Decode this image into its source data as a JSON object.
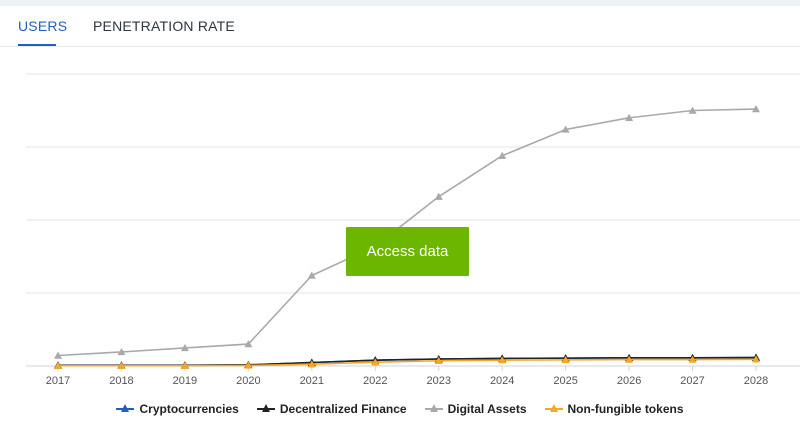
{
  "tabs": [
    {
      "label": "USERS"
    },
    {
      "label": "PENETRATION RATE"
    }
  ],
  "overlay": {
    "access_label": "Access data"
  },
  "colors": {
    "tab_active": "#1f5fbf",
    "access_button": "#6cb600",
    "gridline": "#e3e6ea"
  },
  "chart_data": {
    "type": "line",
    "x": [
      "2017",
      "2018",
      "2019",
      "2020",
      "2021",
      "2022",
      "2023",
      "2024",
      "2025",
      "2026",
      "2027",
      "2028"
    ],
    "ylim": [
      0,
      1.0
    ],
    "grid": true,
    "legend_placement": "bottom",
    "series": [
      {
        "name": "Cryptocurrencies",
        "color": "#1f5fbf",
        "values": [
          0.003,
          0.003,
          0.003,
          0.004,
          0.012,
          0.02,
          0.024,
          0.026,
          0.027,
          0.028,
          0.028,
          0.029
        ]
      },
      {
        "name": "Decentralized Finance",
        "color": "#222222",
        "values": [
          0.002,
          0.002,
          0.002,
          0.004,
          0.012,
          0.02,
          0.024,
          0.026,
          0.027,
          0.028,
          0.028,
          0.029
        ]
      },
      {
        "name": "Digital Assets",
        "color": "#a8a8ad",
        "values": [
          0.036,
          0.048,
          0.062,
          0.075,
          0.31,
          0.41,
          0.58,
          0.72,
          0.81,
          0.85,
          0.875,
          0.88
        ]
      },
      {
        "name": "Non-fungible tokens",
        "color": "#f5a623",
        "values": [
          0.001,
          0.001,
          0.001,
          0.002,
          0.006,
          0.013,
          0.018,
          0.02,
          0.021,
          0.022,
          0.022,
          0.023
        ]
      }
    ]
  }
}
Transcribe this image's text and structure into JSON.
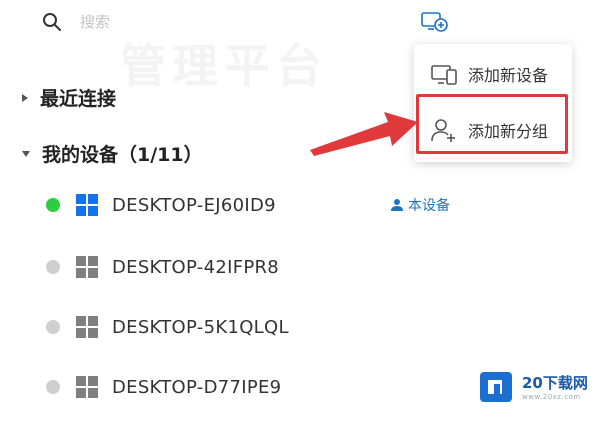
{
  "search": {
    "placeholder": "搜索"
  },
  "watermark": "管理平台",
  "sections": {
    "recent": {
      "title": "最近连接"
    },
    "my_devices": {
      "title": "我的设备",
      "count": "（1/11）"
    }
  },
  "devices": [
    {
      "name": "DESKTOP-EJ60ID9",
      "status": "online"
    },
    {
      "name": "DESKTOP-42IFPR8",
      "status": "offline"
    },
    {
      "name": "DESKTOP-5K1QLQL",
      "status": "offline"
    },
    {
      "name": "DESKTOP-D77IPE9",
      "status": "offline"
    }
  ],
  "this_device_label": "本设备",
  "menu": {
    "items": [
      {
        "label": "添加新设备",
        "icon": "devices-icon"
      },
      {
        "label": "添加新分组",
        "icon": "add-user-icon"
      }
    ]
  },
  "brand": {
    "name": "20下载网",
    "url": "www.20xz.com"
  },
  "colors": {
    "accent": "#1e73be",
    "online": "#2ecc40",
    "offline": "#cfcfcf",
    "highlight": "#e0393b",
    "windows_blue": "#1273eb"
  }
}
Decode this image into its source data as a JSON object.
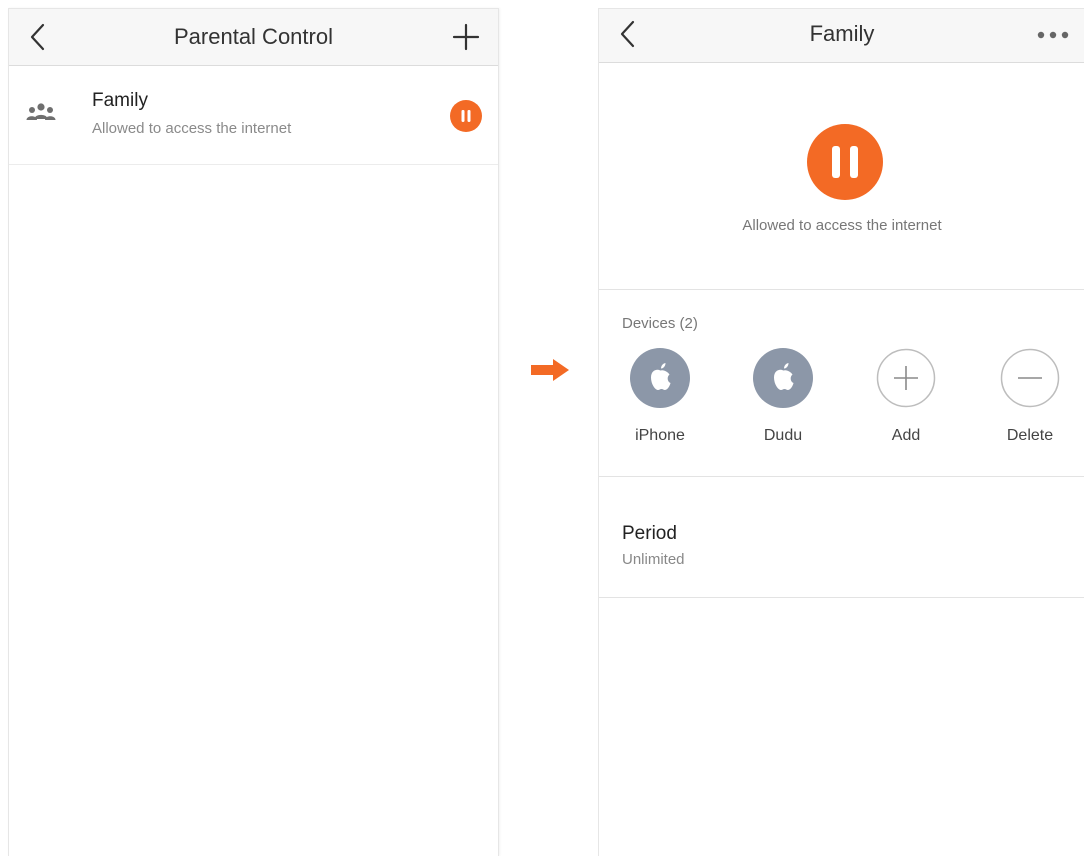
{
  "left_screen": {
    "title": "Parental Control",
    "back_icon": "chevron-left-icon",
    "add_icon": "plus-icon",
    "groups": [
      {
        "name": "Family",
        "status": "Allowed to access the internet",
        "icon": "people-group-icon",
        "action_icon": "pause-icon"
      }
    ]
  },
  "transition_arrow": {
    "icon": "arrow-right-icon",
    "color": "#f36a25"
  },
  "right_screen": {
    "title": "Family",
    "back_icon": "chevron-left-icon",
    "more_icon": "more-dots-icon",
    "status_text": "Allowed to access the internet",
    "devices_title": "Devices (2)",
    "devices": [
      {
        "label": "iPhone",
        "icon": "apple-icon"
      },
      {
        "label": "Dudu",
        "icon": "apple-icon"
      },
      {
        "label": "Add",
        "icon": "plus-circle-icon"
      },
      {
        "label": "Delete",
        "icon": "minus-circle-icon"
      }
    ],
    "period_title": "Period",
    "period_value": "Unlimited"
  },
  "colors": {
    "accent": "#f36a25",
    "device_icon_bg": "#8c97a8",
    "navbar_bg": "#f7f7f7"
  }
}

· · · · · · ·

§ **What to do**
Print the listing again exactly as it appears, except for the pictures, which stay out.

§ **The answer**
Decode this image into its source data as a JSON object.
{
  "tabs": [
    {
      "label": "USERS"
    },
    {
      "label": "PENETRATION RATE"
    }
  ],
  "overlay": {
    "access_label": "Access data"
  },
  "colors": {
    "tab_active": "#1f5fbf",
    "access_button": "#6cb600",
    "gridline": "#e3e6ea"
  },
  "chart_data": {
    "type": "line",
    "x": [
      "2017",
      "2018",
      "2019",
      "2020",
      "2021",
      "2022",
      "2023",
      "2024",
      "2025",
      "2026",
      "2027",
      "2028"
    ],
    "ylim": [
      0,
      1.0
    ],
    "grid": true,
    "legend_placement": "bottom",
    "series": [
      {
        "name": "Cryptocurrencies",
        "color": "#1f5fbf",
        "values": [
          0.003,
          0.003,
          0.003,
          0.004,
          0.012,
          0.02,
          0.024,
          0.026,
          0.027,
          0.028,
          0.028,
          0.029
        ]
      },
      {
        "name": "Decentralized Finance",
        "color": "#222222",
        "values": [
          0.002,
          0.002,
          0.002,
          0.004,
          0.012,
          0.02,
          0.024,
          0.026,
          0.027,
          0.028,
          0.028,
          0.029
        ]
      },
      {
        "name": "Digital Assets",
        "color": "#a8a8ad",
        "values": [
          0.036,
          0.048,
          0.062,
          0.075,
          0.31,
          0.41,
          0.58,
          0.72,
          0.81,
          0.85,
          0.875,
          0.88
        ]
      },
      {
        "name": "Non-fungible tokens",
        "color": "#f5a623",
        "values": [
          0.001,
          0.001,
          0.001,
          0.002,
          0.006,
          0.013,
          0.018,
          0.02,
          0.021,
          0.022,
          0.022,
          0.023
        ]
      }
    ]
  }
}
Transcribe this image's text and structure into JSON.
{
  "search": {
    "placeholder": "搜索"
  },
  "watermark": "管理平台",
  "sections": {
    "recent": {
      "title": "最近连接"
    },
    "my_devices": {
      "title": "我的设备",
      "count": "（1/11）"
    }
  },
  "devices": [
    {
      "name": "DESKTOP-EJ60ID9",
      "status": "online"
    },
    {
      "name": "DESKTOP-42IFPR8",
      "status": "offline"
    },
    {
      "name": "DESKTOP-5K1QLQL",
      "status": "offline"
    },
    {
      "name": "DESKTOP-D77IPE9",
      "status": "offline"
    }
  ],
  "this_device_label": "本设备",
  "menu": {
    "items": [
      {
        "label": "添加新设备",
        "icon": "devices-icon"
      },
      {
        "label": "添加新分组",
        "icon": "add-user-icon"
      }
    ]
  },
  "brand": {
    "name": "20下载网",
    "url": "www.20xz.com"
  },
  "colors": {
    "accent": "#1e73be",
    "online": "#2ecc40",
    "offline": "#cfcfcf",
    "highlight": "#e0393b",
    "windows_blue": "#1273eb"
  }
}
Decode this image into its source data as a JSON object.
{
  "left_screen": {
    "title": "Parental Control",
    "back_icon": "chevron-left-icon",
    "add_icon": "plus-icon",
    "groups": [
      {
        "name": "Family",
        "status": "Allowed to access the internet",
        "icon": "people-group-icon",
        "action_icon": "pause-icon"
      }
    ]
  },
  "transition_arrow": {
    "icon": "arrow-right-icon",
    "color": "#f36a25"
  },
  "right_screen": {
    "title": "Family",
    "back_icon": "chevron-left-icon",
    "more_icon": "more-dots-icon",
    "status_text": "Allowed to access the internet",
    "devices_title": "Devices (2)",
    "devices": [
      {
        "label": "iPhone",
        "icon": "apple-icon"
      },
      {
        "label": "Dudu",
        "icon": "apple-icon"
      },
      {
        "label": "Add",
        "icon": "plus-circle-icon"
      },
      {
        "label": "Delete",
        "icon": "minus-circle-icon"
      }
    ],
    "period_title": "Period",
    "period_value": "Unlimited"
  },
  "colors": {
    "accent": "#f36a25",
    "device_icon_bg": "#8c97a8",
    "navbar_bg": "#f7f7f7"
  }
}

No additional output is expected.